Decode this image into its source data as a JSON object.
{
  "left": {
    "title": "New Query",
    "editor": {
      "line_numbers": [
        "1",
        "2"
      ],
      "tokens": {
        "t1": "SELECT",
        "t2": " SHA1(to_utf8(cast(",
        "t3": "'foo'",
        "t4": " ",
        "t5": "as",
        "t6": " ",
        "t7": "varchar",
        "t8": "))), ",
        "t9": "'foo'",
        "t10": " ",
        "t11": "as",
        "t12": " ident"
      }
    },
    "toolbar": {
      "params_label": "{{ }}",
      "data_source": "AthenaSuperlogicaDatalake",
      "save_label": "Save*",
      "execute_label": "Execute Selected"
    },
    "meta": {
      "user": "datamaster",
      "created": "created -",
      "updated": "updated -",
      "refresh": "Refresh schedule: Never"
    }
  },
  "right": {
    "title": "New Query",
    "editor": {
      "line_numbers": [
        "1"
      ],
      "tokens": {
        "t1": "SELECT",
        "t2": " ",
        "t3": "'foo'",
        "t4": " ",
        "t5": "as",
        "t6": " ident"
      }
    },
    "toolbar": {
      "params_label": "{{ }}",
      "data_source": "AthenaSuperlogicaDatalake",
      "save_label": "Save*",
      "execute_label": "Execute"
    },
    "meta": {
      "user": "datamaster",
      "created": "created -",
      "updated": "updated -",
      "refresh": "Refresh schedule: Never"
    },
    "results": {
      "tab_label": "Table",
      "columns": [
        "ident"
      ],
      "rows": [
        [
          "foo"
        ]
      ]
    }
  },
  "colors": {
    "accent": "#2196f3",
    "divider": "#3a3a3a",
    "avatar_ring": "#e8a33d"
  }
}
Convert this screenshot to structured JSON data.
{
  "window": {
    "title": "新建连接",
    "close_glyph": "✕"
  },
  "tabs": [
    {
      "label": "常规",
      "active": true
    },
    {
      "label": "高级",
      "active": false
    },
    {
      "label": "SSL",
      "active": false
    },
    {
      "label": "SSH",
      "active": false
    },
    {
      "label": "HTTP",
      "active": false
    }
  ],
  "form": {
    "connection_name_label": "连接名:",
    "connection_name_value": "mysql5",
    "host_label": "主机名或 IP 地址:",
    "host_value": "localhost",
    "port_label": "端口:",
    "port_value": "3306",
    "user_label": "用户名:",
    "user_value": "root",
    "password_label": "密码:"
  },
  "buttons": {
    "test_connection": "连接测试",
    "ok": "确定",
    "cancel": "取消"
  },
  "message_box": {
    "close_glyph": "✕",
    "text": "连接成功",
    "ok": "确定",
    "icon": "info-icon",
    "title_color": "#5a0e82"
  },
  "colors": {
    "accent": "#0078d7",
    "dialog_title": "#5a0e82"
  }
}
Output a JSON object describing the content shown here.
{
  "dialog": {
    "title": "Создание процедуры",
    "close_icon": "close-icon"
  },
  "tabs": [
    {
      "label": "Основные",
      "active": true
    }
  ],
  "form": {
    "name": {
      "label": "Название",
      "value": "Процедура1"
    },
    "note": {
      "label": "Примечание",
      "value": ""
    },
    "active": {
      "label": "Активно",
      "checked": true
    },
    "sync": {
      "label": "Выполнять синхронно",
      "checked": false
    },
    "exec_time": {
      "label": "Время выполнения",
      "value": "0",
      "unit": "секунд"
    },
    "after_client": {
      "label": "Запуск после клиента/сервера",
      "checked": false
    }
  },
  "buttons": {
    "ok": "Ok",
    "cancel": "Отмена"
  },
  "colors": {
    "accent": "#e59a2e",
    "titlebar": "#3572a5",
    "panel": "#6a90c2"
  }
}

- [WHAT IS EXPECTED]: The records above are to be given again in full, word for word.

- [RESULT]:
Decode this image into its source data as a JSON object.
{
  "left": {
    "title": "New Query",
    "editor": {
      "line_numbers": [
        "1",
        "2"
      ],
      "tokens": {
        "t1": "SELECT",
        "t2": " SHA1(to_utf8(cast(",
        "t3": "'foo'",
        "t4": " ",
        "t5": "as",
        "t6": " ",
        "t7": "varchar",
        "t8": "))), ",
        "t9": "'foo'",
        "t10": " ",
        "t11": "as",
        "t12": " ident"
      }
    },
    "toolbar": {
      "params_label": "{{ }}",
      "data_source": "AthenaSuperlogicaDatalake",
      "save_label": "Save*",
      "execute_label": "Execute Selected"
    },
    "meta": {
      "user": "datamaster",
      "created": "created -",
      "updated": "updated -",
      "refresh": "Refresh schedule: Never"
    }
  },
  "right": {
    "title": "New Query",
    "editor": {
      "line_numbers": [
        "1"
      ],
      "tokens": {
        "t1": "SELECT",
        "t2": " ",
        "t3": "'foo'",
        "t4": " ",
        "t5": "as",
        "t6": " ident"
      }
    },
    "toolbar": {
      "params_label": "{{ }}",
      "data_source": "AthenaSuperlogicaDatalake",
      "save_label": "Save*",
      "execute_label": "Execute"
    },
    "meta": {
      "user": "datamaster",
      "created": "created -",
      "updated": "updated -",
      "refresh": "Refresh schedule: Never"
    },
    "results": {
      "tab_label": "Table",
      "columns": [
        "ident"
      ],
      "rows": [
        [
          "foo"
        ]
      ]
    }
  },
  "colors": {
    "accent": "#2196f3",
    "divider": "#3a3a3a",
    "avatar_ring": "#e8a33d"
  }
}
Convert this screenshot to structured JSON data.
{
  "window": {
    "title": "新建连接",
    "close_glyph": "✕"
  },
  "tabs": [
    {
      "label": "常规",
      "active": true
    },
    {
      "label": "高级",
      "active": false
    },
    {
      "label": "SSL",
      "active": false
    },
    {
      "label": "SSH",
      "active": false
    },
    {
      "label": "HTTP",
      "active": false
    }
  ],
  "form": {
    "connection_name_label": "连接名:",
    "connection_name_value": "mysql5",
    "host_label": "主机名或 IP 地址:",
    "host_value": "localhost",
    "port_label": "端口:",
    "port_value": "3306",
    "user_label": "用户名:",
    "user_value": "root",
    "password_label": "密码:"
  },
  "buttons": {
    "test_connection": "连接测试",
    "ok": "确定",
    "cancel": "取消"
  },
  "message_box": {
    "close_glyph": "✕",
    "text": "连接成功",
    "ok": "确定",
    "icon": "info-icon",
    "title_color": "#5a0e82"
  },
  "colors": {
    "accent": "#0078d7",
    "dialog_title": "#5a0e82"
  }
}
Output a JSON object describing the content shown here.
{
  "dialog": {
    "title": "Создание процедуры",
    "close_icon": "close-icon"
  },
  "tabs": [
    {
      "label": "Основные",
      "active": true
    }
  ],
  "form": {
    "name": {
      "label": "Название",
      "value": "Процедура1"
    },
    "note": {
      "label": "Примечание",
      "value": ""
    },
    "active": {
      "label": "Активно",
      "checked": true
    },
    "sync": {
      "label": "Выполнять синхронно",
      "checked": false
    },
    "exec_time": {
      "label": "Время выполнения",
      "value": "0",
      "unit": "секунд"
    },
    "after_client": {
      "label": "Запуск после клиента/сервера",
      "checked": false
    }
  },
  "buttons": {
    "ok": "Ok",
    "cancel": "Отмена"
  },
  "colors": {
    "accent": "#e59a2e",
    "titlebar": "#3572a5",
    "panel": "#6a90c2"
  }
}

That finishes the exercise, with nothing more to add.